Why Have I Started Snoring In My 30s?
Snoring - an orchestra of nighttime that no one applauds for. A common yet often misunderstood phenomenon, snoring is a force that can drive a wedge between the sheets, leaving partners sleep-deprived and irritable. But what if the symphony of snores is not just an annoying habit, but a sign of something more serious? Let’s unravel the mystery behind the snore and explore “why have I started snoring in my 30s” along with ways to silence it.
Snoring often begins in the 30s due to factors like lifestyle changes, weight gain, or hormonal fluctuations; it’s not just an annoyance but may signal sleep-disordered breathing, which can lead to more serious health issues.
Sleep position significantly affects snoring, with back sleeping aggravating it while side sleeping or sleeping with an elevated head can mitigate it; adjustments like changing sleep positions and using aids are effective remedies.
Beyond lifestyle adjustments and natural remedies, diagnosed sleep apnea requires medical intervention, ranging from CPAP therapy to possibly surgical solutions, depending on the severity and response to other treatments.
Snoring in Your 30s: Common Causes

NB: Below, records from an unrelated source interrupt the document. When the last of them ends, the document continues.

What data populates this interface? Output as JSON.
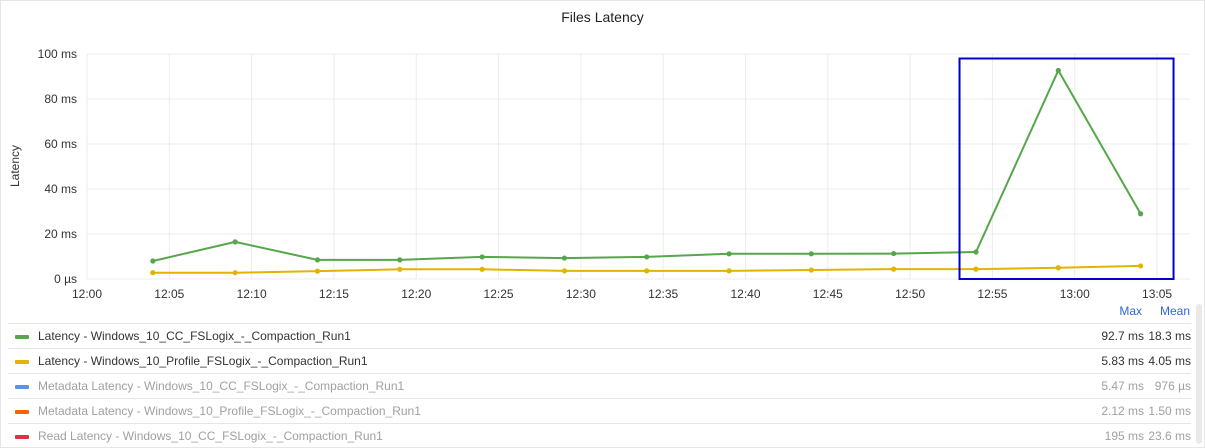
{
  "panel": {
    "title": "Files Latency"
  },
  "chart_data": {
    "type": "line",
    "title": "Files Latency",
    "ylabel": "Latency",
    "xlabel": "",
    "x_ticks": [
      "12:00",
      "12:05",
      "12:10",
      "12:15",
      "12:20",
      "12:25",
      "12:30",
      "12:35",
      "12:40",
      "12:45",
      "12:50",
      "12:55",
      "13:00",
      "13:05"
    ],
    "y_ticks": [
      "0 µs",
      "20 ms",
      "40 ms",
      "60 ms",
      "80 ms",
      "100 ms"
    ],
    "ylim": [
      0,
      100
    ],
    "y_unit": "ms",
    "x_unit": "minutes after 12:00",
    "grid": true,
    "series": [
      {
        "name": "Latency - Windows_10_CC_FSLogix_-_Compaction_Run1",
        "color": "#56a64b",
        "x": [
          4,
          9,
          14,
          19,
          24,
          29,
          34,
          39,
          44,
          49,
          54,
          59,
          64
        ],
        "values": [
          8,
          16.5,
          8.5,
          8.5,
          9.8,
          9.3,
          9.8,
          11.2,
          11.2,
          11.3,
          12,
          92.7,
          29
        ]
      },
      {
        "name": "Latency - Windows_10_Profile_FSLogix_-_Compaction_Run1",
        "color": "#e0b400",
        "x": [
          4,
          9,
          14,
          19,
          24,
          29,
          34,
          39,
          44,
          49,
          54,
          59,
          64
        ],
        "values": [
          2.8,
          2.8,
          3.5,
          4.3,
          4.3,
          3.6,
          3.6,
          3.6,
          4.0,
          4.4,
          4.4,
          5.0,
          5.8
        ]
      }
    ],
    "highlight_box": {
      "x_from": 53,
      "x_to": 66,
      "y_from": 0,
      "y_to": 98,
      "color": "#0000cc"
    }
  },
  "legend": {
    "headers": {
      "max": "Max",
      "mean": "Mean"
    },
    "rows": [
      {
        "label": "Latency - Windows_10_CC_FSLogix_-_Compaction_Run1",
        "color": "#56a64b",
        "max": "92.7 ms",
        "mean": "18.3 ms",
        "dim": false
      },
      {
        "label": "Latency - Windows_10_Profile_FSLogix_-_Compaction_Run1",
        "color": "#e0b400",
        "max": "5.83 ms",
        "mean": "4.05 ms",
        "dim": false
      },
      {
        "label": "Metadata Latency - Windows_10_CC_FSLogix_-_Compaction_Run1",
        "color": "#5794f2",
        "max": "5.47 ms",
        "mean": "976 µs",
        "dim": true
      },
      {
        "label": "Metadata Latency - Windows_10_Profile_FSLogix_-_Compaction_Run1",
        "color": "#fa6400",
        "max": "2.12 ms",
        "mean": "1.50 ms",
        "dim": true
      },
      {
        "label": "Read Latency - Windows_10_CC_FSLogix_-_Compaction_Run1",
        "color": "#e02f44",
        "max": "195 ms",
        "mean": "23.6 ms",
        "dim": true
      }
    ]
  }
}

Interestingly, your 30s is a time when snoring often makes its grand debut. You might have sailed through your 20s with quiet nights, but suddenly, the tranquility is shattered by the cacophony of snores as you fall asleep.
So, what causes this sudden change? There are several factors at play. Lifestyle changes, weight gain, and hormonal fluctuations can all contribute to the noisy nuisance of snoring. Understanding that snoring is not just an inconvenience but often a symptom of sleep disordered breathing is crucial.
This condition can lead to daytime sleepiness, high blood pressure, and even heart disease. So, if you or your partner start snoring in your 30s, it’s time to pay attention and seek ways to treat snoring.
Lifestyle changes, particularly those involving substances like alcohol and cigarettes, can be a major trigger for snoring. Drinking alcohol can cause the throat muscles to relax, leading to a narrower upper airway during sleep and causing snoring vibrations. One can prevent this by ceasing alcohol consumption at least three to four hours before bedtime. Smoking, on the other hand, can lead to nasal congestion and irritation of the airways, causing snoring.
Therefore, abstaining from smoking is key if you wish to maintain a blissful silence during your sleep. So, if you’ve recently started to snore loudly and you are a smoker or frequent alcohol consumer, these lifestyle changes might be the culprits.
Weight gain is another common cause of snoring, especially if the extra pounds accumulate around your neck. This additional tissue can constrict your airways, leading to the very loud snoring during sleep. Obesity can also impair the muscles involved in breathing, leading to an increased risk of snoring and sleep apnea.
If you’ve recently gained weight and started snoring, there might be a connection. Losing weight can help reduce the extra tissue around your neck, alleviate pressure on the airway, and subsequently, help you regain peaceful, quiet nights.
Hormonal changes, particularly in women, can lead to snoring. Hormones like androgens, progesterone, and estradiol can affect the muscle tone around the airway, leading to narrowed airways and an increased likelihood of snoring.
Pregnancy, which brings about dramatic hormonal changes, and menopause, which leads to a decrease in certain hormones, can both increase the likelihood of snoring in women. Hence, if you’re a woman in your 30s and have started snoring, hormonal fluctuations could be the instigator.
The Impact of Sleep Position on Snoring
Have you ever thought about how your sleeping position could be affecting your snoring? Sleeping on your back can aggravate snoring, while side sleeping or sleeping with an elevated head can help mitigate it. Making adjustments to your sleep position and using aids can be effective remedies for snoring. If you find that your snoring is disrupting your sleep and that of your partner, it’s important to explore these options to find relief.